The movement, dial and hands all go back into the case, along with the reflector ring before the bezel is snapped back on.  I think the Sheldon is a close cousin to the Brandon - they are very similar - perhaps that's why the Sheldon is so uncommon.  It's a nice looking watch though and I'm sure my friend will enjoy giving this watch it's rightful place in his very nice CLD collection.


Monday, July 14, 2014

1964 Sea Raven

I think it's interesting how the crystal design can really impact the overall aesthetics of a watch.  In the early 1950's some models had beveled glass crystals.  However, in the 1960's there were a lot of "diamond edged" or faceted round acrylic crystals.

For example, check out the 1964 Sea Raven.  It was produced for two years and is unique from the other sea-somethings because it has a diamond-edged crystal.


The Sea Raven comes in a one-piece 10K RGP case with an integrated stainless steel back.  Tucked behind the silver dial is a 17 jewel Swiss-made 686 movement.

I recently purchased a Sea Raven project watch from a fellow collector.  The crystal was very scratched up and the dial has seen better days but it's a unique model and rarely comes up for sale.  It's definitely worth restoring.


Although the watch runs, a trip to the timer reveals that it's not running very well - 6 minutes fast per day is way too fast... even for a "vintage watch" and the beat error isn't too good either.  I think plus or minus 1 minute per day is within reason - although plus or minus 30 seconds or better isn't unrealistic either.


The stainless steel back shows signs of someone trying to open the case from the rear - but this watch opens through the crystal.


With the faceted crystal out of the way you can see the dial has a sort of haze over it.  A section of the N in Hamilton is missing, as is a tiny section of the seconds register.  So I'm going to leave this dial as-is and not try to clean it - there's a significant probability that any attempt to clean it would remove the printing all together.

It will look a lot better when it's under a new crystal.


The 686 movement is in decent shape but definitely needs a thorough cleaning.

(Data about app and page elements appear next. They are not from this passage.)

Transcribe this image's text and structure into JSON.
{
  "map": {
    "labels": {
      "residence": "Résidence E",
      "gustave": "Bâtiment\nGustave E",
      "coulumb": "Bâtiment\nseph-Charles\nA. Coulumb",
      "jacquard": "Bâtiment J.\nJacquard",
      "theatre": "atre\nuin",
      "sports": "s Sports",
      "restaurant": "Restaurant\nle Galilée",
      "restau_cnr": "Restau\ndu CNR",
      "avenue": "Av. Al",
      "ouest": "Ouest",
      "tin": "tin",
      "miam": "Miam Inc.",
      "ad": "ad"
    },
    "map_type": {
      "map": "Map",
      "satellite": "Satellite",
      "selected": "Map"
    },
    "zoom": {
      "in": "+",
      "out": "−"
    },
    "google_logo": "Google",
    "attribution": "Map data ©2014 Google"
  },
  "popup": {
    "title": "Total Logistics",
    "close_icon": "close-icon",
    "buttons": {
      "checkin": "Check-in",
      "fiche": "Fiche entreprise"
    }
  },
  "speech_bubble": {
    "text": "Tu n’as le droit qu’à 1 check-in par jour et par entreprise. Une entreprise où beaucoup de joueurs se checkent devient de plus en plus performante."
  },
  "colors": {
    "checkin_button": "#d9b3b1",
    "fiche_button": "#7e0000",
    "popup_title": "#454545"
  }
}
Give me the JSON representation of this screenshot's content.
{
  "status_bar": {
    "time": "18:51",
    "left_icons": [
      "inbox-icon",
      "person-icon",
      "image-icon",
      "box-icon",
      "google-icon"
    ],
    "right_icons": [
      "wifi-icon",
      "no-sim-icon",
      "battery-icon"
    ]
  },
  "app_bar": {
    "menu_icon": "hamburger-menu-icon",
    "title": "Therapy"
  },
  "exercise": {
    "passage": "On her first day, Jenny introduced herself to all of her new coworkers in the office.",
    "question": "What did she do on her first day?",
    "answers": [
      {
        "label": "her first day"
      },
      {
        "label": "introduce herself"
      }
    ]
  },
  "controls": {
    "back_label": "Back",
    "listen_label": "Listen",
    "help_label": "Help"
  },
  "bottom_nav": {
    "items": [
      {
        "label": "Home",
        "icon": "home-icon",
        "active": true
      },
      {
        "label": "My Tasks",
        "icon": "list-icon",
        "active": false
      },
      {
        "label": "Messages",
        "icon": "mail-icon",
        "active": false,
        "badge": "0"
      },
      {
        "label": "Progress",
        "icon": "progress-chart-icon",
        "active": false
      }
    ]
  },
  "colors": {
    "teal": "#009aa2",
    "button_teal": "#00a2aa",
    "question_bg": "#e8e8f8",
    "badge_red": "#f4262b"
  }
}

The dial-side of the main plate is also fairly dirty - so this watch has clearly not been serviced in quite some time.


Finding this style of crystal is pretty tricky but it's a requirement.  A non-faceted crystal would change the watch's overall appearance.  Not a lot of places carry this style and GS crystals are not the right profile (they stand way too tall).  Stella DEC crystals are the best alternative I have found.  This watch takes a 30.6mm diameter crystal.


The movement is completely disassembled, cleaned and dried before being reassembled with fresh oil.


The newly reassembled movement is ticking away nicely but you never know how well it's running until it goes onto the timer.


The 686 is a nice movement and it allows you to adjust both the beat rate and the beat error so I was able to fine tune the movement to a very acceptable performance.


And here's the finished project watch, running well and outfitted with a fresh crystal.  My camera is merciless and shows every flaw in the dial.  It looks way better in person and the gold accents along with the facets in the crystal really make this Sea Raven sparkle!